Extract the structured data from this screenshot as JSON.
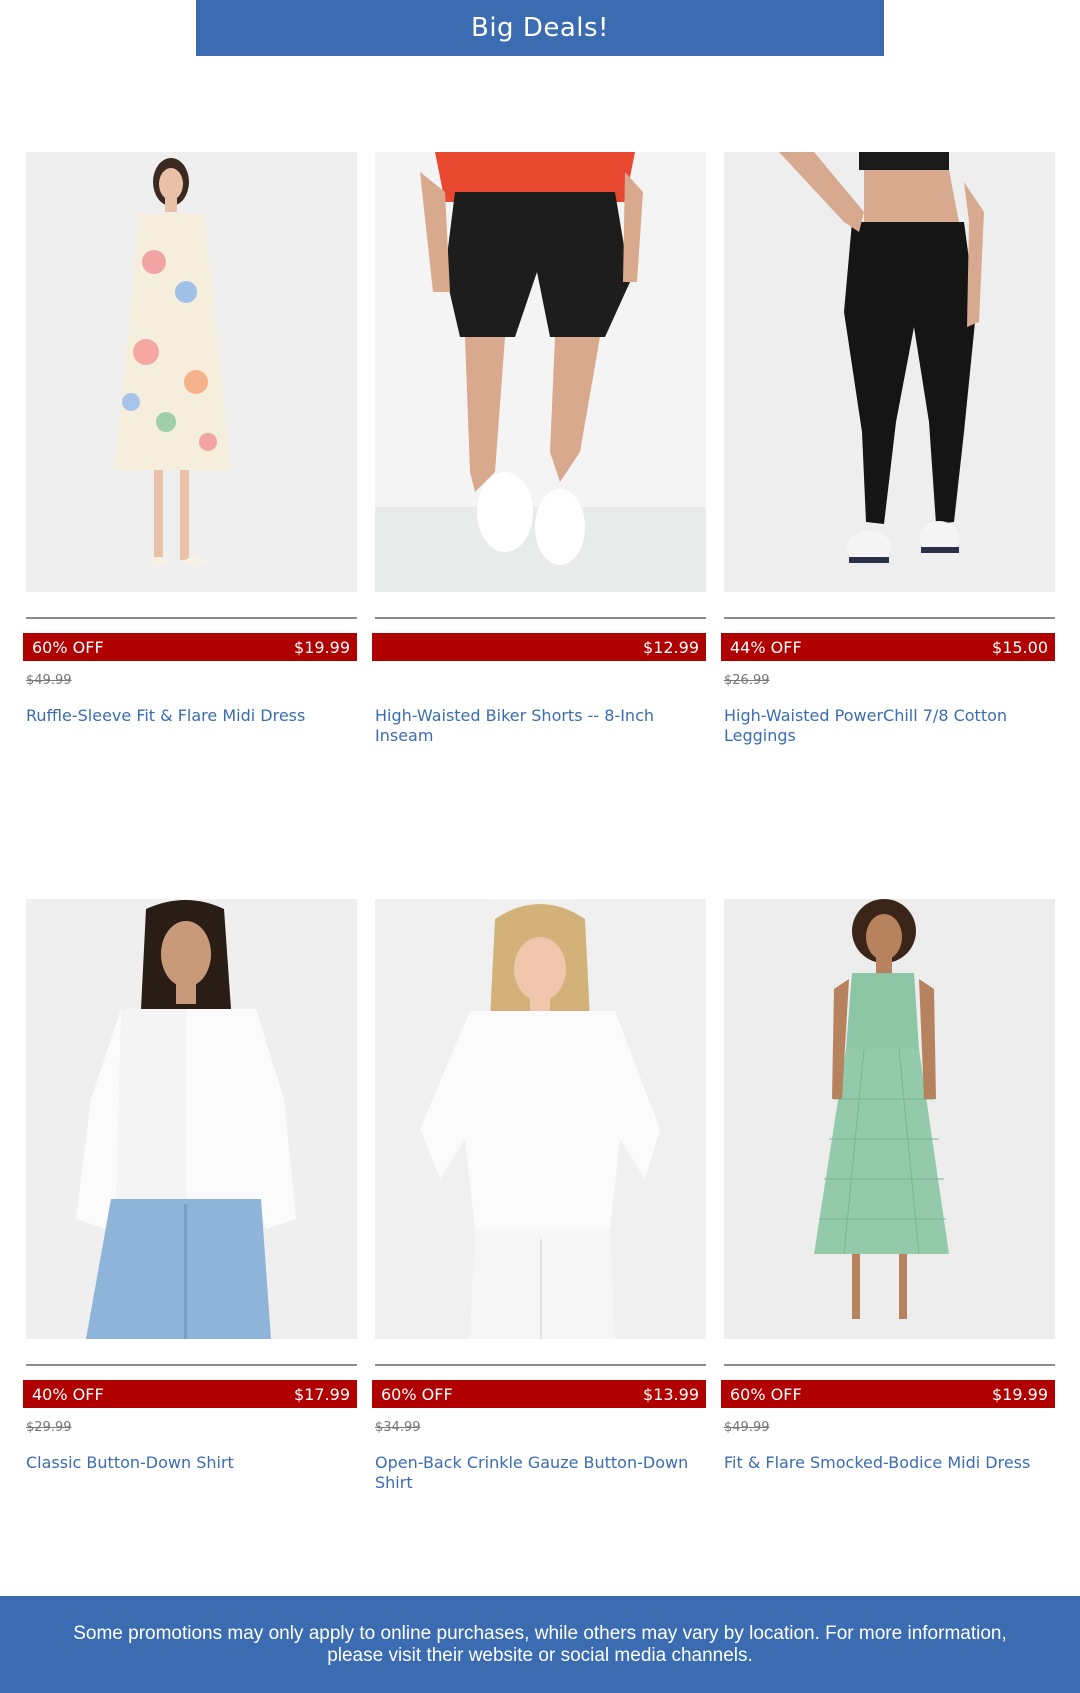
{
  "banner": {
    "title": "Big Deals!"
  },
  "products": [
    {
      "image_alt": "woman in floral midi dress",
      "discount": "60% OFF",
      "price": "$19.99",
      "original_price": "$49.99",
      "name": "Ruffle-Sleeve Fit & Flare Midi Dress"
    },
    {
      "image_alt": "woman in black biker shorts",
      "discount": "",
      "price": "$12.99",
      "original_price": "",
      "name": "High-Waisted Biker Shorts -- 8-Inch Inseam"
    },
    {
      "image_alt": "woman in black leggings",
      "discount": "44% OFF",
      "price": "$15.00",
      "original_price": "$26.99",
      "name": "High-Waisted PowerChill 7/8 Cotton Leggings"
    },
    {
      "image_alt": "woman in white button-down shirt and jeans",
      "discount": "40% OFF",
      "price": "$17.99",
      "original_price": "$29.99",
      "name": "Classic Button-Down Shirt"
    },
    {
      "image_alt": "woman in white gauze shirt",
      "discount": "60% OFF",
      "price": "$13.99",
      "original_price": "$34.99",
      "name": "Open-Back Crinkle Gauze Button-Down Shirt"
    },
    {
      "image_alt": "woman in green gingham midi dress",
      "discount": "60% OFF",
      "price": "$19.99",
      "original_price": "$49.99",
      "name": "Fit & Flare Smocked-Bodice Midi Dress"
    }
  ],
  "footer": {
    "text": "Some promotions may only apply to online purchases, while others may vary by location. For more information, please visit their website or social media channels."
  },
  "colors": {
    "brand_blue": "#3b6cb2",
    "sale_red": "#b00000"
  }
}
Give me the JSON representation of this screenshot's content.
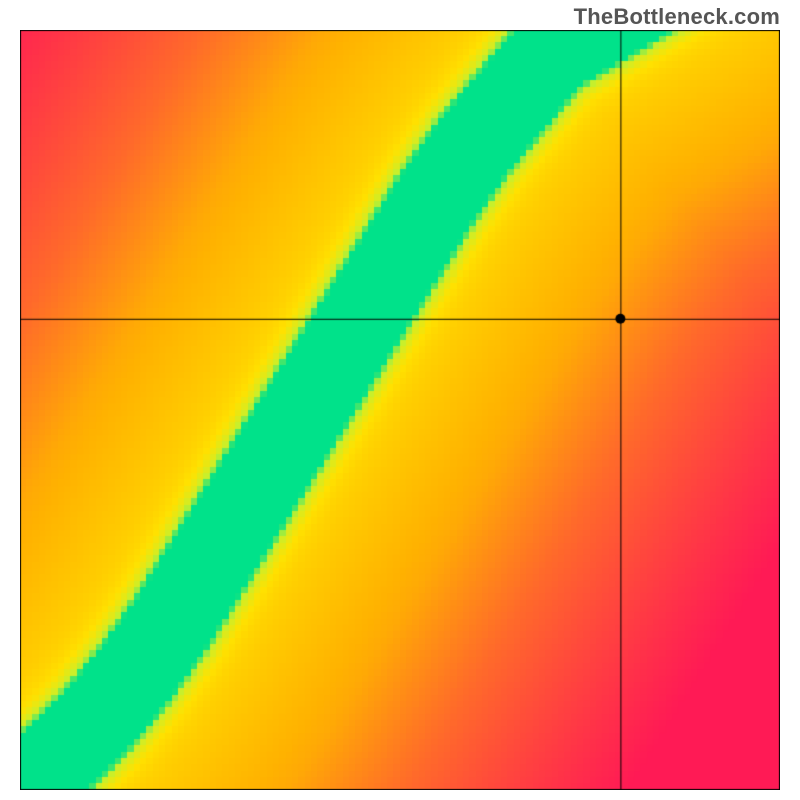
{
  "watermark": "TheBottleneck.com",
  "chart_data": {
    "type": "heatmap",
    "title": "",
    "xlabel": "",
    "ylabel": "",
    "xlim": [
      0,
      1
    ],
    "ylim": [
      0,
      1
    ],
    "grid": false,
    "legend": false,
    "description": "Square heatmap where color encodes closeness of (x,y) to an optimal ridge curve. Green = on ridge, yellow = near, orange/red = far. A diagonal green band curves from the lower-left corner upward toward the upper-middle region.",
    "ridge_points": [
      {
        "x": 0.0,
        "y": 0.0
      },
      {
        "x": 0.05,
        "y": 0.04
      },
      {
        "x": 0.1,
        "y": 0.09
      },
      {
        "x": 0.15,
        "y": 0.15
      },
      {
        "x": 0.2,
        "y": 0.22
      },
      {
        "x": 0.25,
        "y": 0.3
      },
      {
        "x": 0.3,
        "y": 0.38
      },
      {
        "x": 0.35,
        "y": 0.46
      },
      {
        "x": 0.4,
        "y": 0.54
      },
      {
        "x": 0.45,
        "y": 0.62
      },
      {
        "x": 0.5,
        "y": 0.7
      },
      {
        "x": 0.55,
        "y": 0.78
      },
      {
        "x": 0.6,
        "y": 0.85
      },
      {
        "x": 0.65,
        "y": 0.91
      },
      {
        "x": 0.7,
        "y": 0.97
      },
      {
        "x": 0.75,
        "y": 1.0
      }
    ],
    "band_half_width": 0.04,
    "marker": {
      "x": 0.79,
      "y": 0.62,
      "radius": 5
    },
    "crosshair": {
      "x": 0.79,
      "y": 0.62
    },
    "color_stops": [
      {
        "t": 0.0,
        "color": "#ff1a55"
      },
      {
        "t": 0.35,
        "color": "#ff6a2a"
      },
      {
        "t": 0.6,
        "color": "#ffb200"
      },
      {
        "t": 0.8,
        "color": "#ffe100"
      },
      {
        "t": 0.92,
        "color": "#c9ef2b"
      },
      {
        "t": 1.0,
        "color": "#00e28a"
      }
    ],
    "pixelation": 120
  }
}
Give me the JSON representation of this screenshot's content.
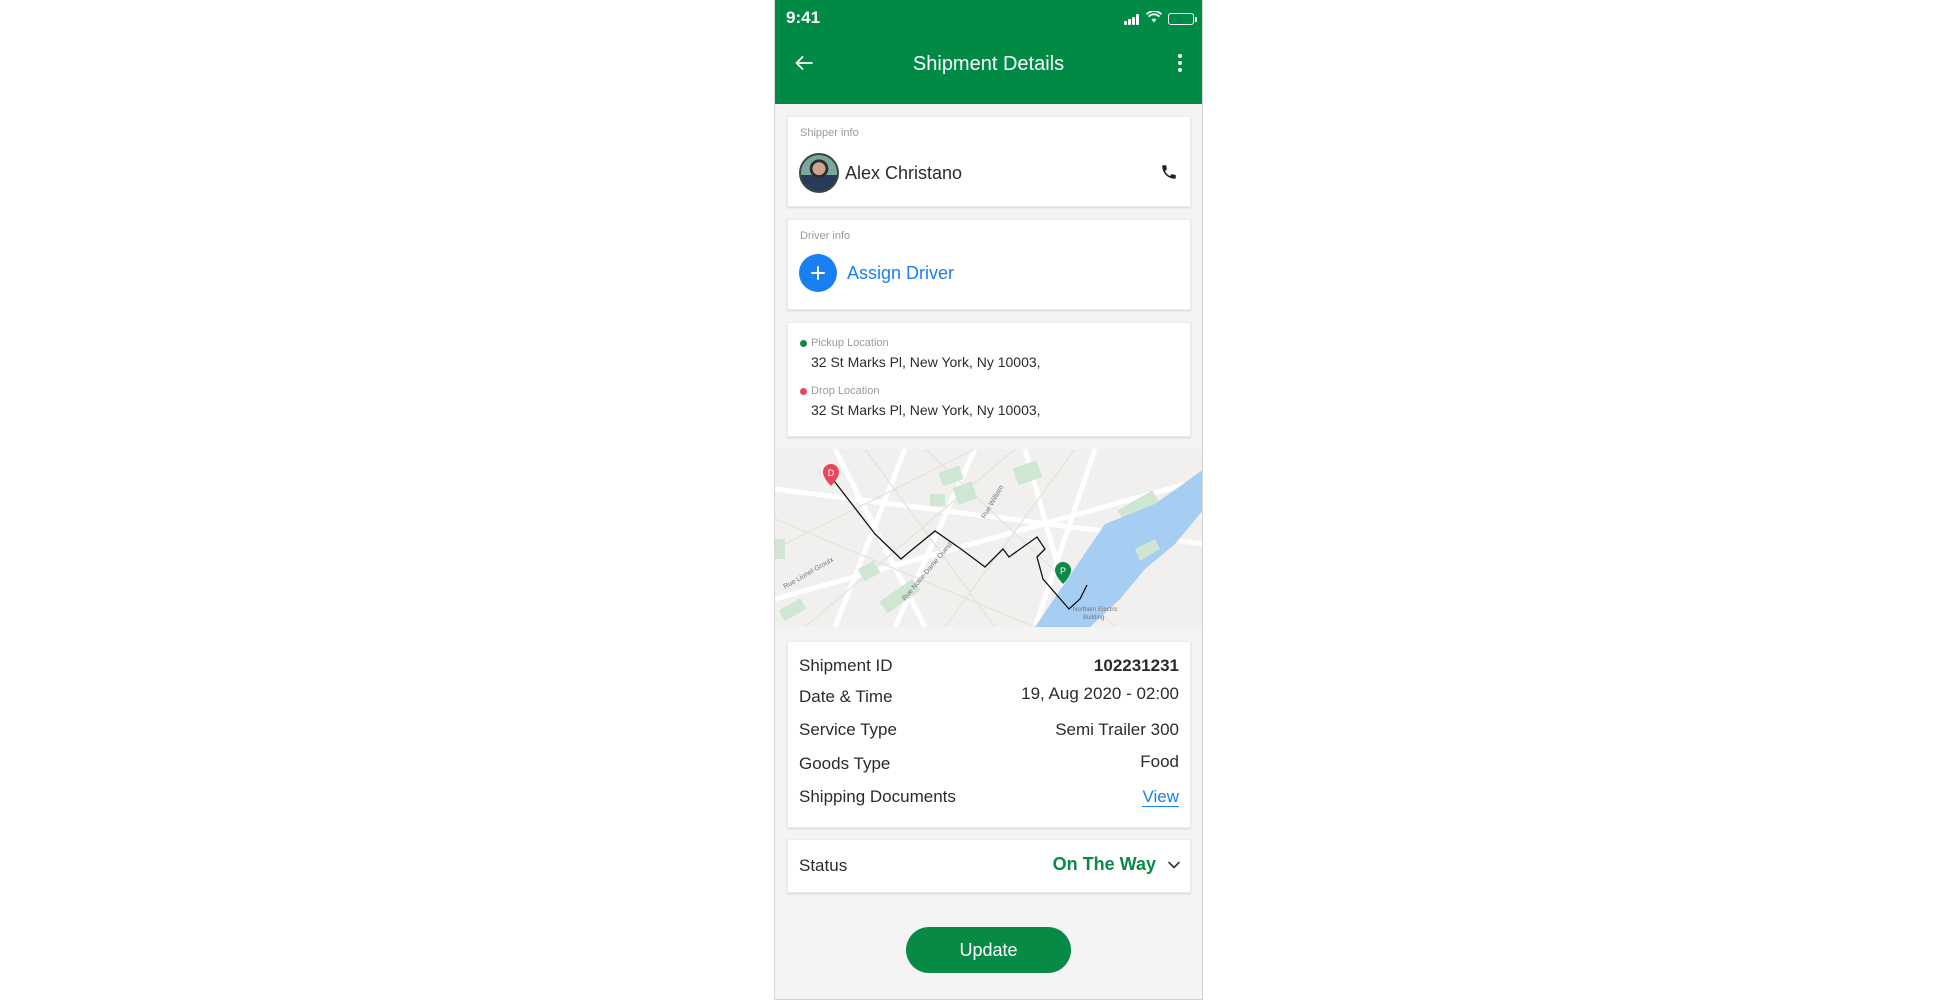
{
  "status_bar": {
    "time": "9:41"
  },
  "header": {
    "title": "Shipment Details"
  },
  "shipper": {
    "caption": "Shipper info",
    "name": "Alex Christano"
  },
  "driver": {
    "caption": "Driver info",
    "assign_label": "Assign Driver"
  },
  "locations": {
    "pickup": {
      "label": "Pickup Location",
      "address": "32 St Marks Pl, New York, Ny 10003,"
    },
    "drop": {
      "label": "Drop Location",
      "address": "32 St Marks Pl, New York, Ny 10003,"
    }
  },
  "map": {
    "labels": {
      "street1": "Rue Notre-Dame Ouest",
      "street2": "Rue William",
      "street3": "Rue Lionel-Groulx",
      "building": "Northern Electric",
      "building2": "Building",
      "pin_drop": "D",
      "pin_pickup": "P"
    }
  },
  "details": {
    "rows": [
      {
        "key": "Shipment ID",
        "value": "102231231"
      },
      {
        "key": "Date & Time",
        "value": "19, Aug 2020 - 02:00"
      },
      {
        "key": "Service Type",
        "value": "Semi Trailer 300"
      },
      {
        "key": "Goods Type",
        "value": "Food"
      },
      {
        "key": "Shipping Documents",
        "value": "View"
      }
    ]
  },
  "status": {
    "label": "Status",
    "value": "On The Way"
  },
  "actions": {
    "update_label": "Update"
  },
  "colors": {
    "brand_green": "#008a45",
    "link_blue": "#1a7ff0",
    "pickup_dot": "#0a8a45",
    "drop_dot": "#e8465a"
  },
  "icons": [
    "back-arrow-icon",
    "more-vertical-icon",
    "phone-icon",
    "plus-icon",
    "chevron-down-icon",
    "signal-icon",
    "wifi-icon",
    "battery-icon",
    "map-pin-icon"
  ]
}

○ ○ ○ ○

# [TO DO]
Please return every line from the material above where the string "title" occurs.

# [TASK RESPONSE]
    "title": "Big Deals!"
    "title": "",
    "title": "Shipment Details"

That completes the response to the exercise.